distressing circumstance looked to him to overrule and to cause all
experiences to work for good.
But our Lord’s constant attitude of prayer
without ceasing did not hinder his more particular devotions when he
turned aside from the affairs of life to speak to the Father in
secret—sometimes briefly and sometimes spending a whole night in
prayer in the mountain solitude. Though he loved his disciples they
were not yet begotten of the Holy Spirit and could not fully
comprehend matters from his standpoint. The Father alone was able to
comprehend the full situation, and hence the very isolation of our
Lord from all human help drew him the nearer and the oftener to the
Father in prayer.
So it is or should be with the Lord’s
followers. Proportionately as we grow in his character likeness we
will similarly pray without ceasing and in everything give thanks,
singing and making melody in our hearts to the Lord, realizing him
as the center of all our hopes and ambitions and joys. Similarly, we
will avail ourselves of the privilege of more formal approaches to
the throne of grace, to obtain mercy and find grace to help in time
of need. Similarly also, in proportion as at times we may find that
our dear ones either of earthly or spiritual relationship are unable
to sympathize with our experiences, we may be profited by such a
lack of earthly sympathy in that the experiences will send us the
more frequently to the heavenly Comforter from whom we will derive
the greater blessing and joy.
From the moment that he got that approval through
the angel who ministered unto him, all was peace and calm. His
arrest, the scattering of his disciples, the hearing before the
High-priest’s court, the raillery, the smiting, the pulling of the
hair of his face, the spitting upon him, his being blindfolded and
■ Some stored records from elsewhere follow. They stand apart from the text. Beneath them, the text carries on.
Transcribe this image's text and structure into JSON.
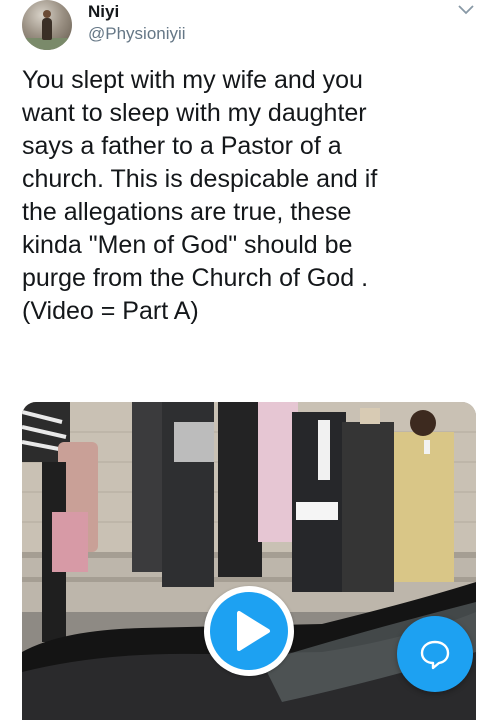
{
  "tweet": {
    "author_name": "Niyi",
    "author_handle": "@Physioniyii",
    "text": "You slept with my wife and you\nwant to sleep with my daughter\nsays a father to a Pastor of a\nchurch. This is despicable and if\nthe allegations are true, these\nkinda \"Men of God\" should be\npurge from the Church of God .\n(Video = Part A)"
  },
  "media": {
    "type": "video",
    "play_icon": "play-icon"
  },
  "icons": {
    "menu": "chevron-down-icon",
    "compose": "speech-bubble-icon"
  },
  "colors": {
    "accent": "#1da1f2",
    "text_primary": "#14171a",
    "text_secondary": "#657786"
  }
}
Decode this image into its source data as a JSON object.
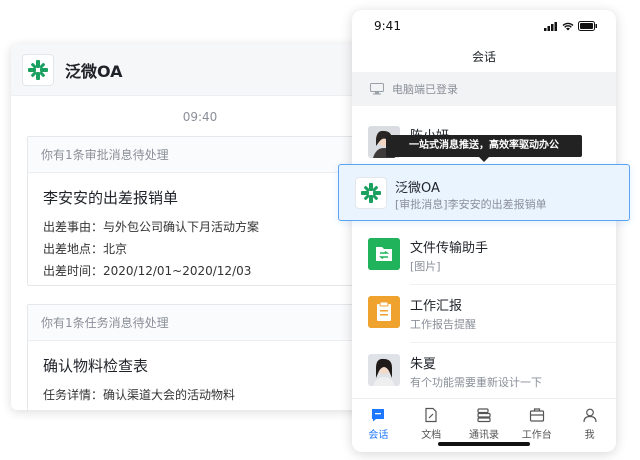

asked to prophesy who had struck him, all this ignominy he endured
Then, it being contrary to Jewish law to condemn
a man in the night, his further trial was postponed until the
members of the Sanhedrin could be called at daybreak to formally
condemn him. Meantime his dear followers had all scattered like
sheep. The beloved Peter had denied him even with cursing before the
cock crew. After passing through all these experiences, and probably
without having been furnished with refreshments, it is remarkable
that our Lord—weakened through his ministries and the giving out
of his vitality in the healing of others—should have been so calm
and strong as he stood before Pilate.
His enemies, the members of the Sanhedrin, and
the High-priests, who had before determined that he should be put to
death, with murder in their hearts had still a form of godliness,
and would not enter the judgment hall because, according to their
tradition, this would have constituted a defilement of their
holiness. Alas, how deceitful the human heart can be! How much of
murder and meanness can be covered with a garment of light, with a
claim of religious purity, professing to be seeking to know and to
do God’s will.
Hypocrisy seems to be a very general failing, and sometimes the
falsity is hidden from the heart of the deceiver as it probably was
in this case. The fact that great crimes may be committed in
ignorance, and even with the thought of doing God service, should
make all who are children of the light, all who are lovers of the
truth and righteousness, to be very careful indeed to search their
own hearts and motives earnestly lest they also should be of this